Assignment:
Output all of the entries beneath, exactly as written.

Task inputs section start

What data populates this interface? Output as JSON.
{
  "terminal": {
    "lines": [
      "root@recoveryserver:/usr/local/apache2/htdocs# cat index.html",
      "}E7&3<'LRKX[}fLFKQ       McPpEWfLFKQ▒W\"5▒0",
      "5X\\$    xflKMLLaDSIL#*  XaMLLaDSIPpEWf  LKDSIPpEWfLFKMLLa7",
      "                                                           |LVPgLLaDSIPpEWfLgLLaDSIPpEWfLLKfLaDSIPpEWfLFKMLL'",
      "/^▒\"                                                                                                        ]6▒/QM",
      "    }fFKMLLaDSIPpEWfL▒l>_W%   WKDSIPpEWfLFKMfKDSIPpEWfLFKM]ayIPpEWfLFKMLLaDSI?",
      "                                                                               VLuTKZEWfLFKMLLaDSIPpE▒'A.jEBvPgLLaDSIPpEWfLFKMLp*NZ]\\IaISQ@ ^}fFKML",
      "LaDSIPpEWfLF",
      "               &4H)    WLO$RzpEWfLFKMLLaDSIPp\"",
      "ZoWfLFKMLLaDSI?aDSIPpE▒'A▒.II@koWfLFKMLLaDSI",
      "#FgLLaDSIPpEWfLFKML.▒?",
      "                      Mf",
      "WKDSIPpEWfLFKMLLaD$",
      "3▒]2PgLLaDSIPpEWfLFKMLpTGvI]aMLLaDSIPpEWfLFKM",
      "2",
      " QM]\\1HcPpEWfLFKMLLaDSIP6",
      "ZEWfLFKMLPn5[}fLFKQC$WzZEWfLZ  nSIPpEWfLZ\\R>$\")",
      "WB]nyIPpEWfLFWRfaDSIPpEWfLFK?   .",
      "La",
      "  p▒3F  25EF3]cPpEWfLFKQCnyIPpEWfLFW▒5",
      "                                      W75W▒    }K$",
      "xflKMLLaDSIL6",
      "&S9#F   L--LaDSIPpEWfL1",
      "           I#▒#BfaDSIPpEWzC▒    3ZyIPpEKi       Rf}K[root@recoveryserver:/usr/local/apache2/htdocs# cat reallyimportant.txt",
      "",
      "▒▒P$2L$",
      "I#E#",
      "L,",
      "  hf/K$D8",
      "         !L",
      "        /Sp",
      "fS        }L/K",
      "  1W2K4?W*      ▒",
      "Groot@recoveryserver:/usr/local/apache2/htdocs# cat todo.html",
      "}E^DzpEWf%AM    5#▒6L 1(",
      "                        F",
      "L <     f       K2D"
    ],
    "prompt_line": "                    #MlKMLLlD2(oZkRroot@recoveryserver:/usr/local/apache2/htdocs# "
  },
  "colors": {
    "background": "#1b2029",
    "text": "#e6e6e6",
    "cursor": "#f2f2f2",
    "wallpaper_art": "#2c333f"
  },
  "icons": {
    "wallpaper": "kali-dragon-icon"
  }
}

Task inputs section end

Exercise output:
What data populates this interface? Output as JSON.
{
  "terminal": {
    "lines": [
      "root@recoveryserver:/usr/local/apache2/htdocs# cat index.html",
      "}E7&3<'LRKX[}fLFKQ       McPpEWfLFKQ▒W\"5▒0",
      "5X\\$    xflKMLLaDSIL#*  XaMLLaDSIPpEWf  LKDSIPpEWfLFKMLLa7",
      "                                                           |LVPgLLaDSIPpEWfLgLLaDSIPpEWfLLKfLaDSIPpEWfLFKMLL'",
      "/^▒\"                                                                                                        ]6▒/QM",
      "    }fFKMLLaDSIPpEWfL▒l>_W%   WKDSIPpEWfLFKMfKDSIPpEWfLFKM]ayIPpEWfLFKMLLaDSI?",
      "                                                                               VLuTKZEWfLFKMLLaDSIPpE▒'A.jEBvPgLLaDSIPpEWfLFKMLp*NZ]\\IaISQ@ ^}fFKML",
      "LaDSIPpEWfLF",
      "               &4H)    WLO$RzpEWfLFKMLLaDSIPp\"",
      "ZoWfLFKMLLaDSI?aDSIPpE▒'A▒.II@koWfLFKMLLaDSI",
      "#FgLLaDSIPpEWfLFKML.▒?",
      "                      Mf",
      "WKDSIPpEWfLFKMLLaD$",
      "3▒]2PgLLaDSIPpEWfLFKMLpTGvI]aMLLaDSIPpEWfLFKM",
      "2",
      " QM]\\1HcPpEWfLFKMLLaDSIP6",
      "ZEWfLFKMLPn5[}fLFKQC$WzZEWfLZ  nSIPpEWfLZ\\R>$\")",
      "WB]nyIPpEWfLFWRfaDSIPpEWfLFK?   .",
      "La",
      "  p▒3F  25EF3]cPpEWfLFKQCnyIPpEWfLFW▒5",
      "                                      W75W▒    }K$",
      "xflKMLLaDSIL6",
      "&S9#F   L--LaDSIPpEWfL1",
      "           I#▒#BfaDSIPpEWzC▒    3ZyIPpEKi       Rf}K[root@recoveryserver:/usr/local/apache2/htdocs# cat reallyimportant.txt",
      "",
      "▒▒P$2L$",
      "I#E#",
      "L,",
      "  hf/K$D8",
      "         !L",
      "        /Sp",
      "fS        }L/K",
      "  1W2K4?W*      ▒",
      "Groot@recoveryserver:/usr/local/apache2/htdocs# cat todo.html",
      "}E^DzpEWf%AM    5#▒6L 1(",
      "                        F",
      "L <     f       K2D"
    ],
    "prompt_line": "                    #MlKMLLlD2(oZkRroot@recoveryserver:/usr/local/apache2/htdocs# "
  },
  "colors": {
    "background": "#1b2029",
    "text": "#e6e6e6",
    "cursor": "#f2f2f2",
    "wallpaper_art": "#2c333f"
  },
  "icons": {
    "wallpaper": "kali-dragon-icon"
  }
}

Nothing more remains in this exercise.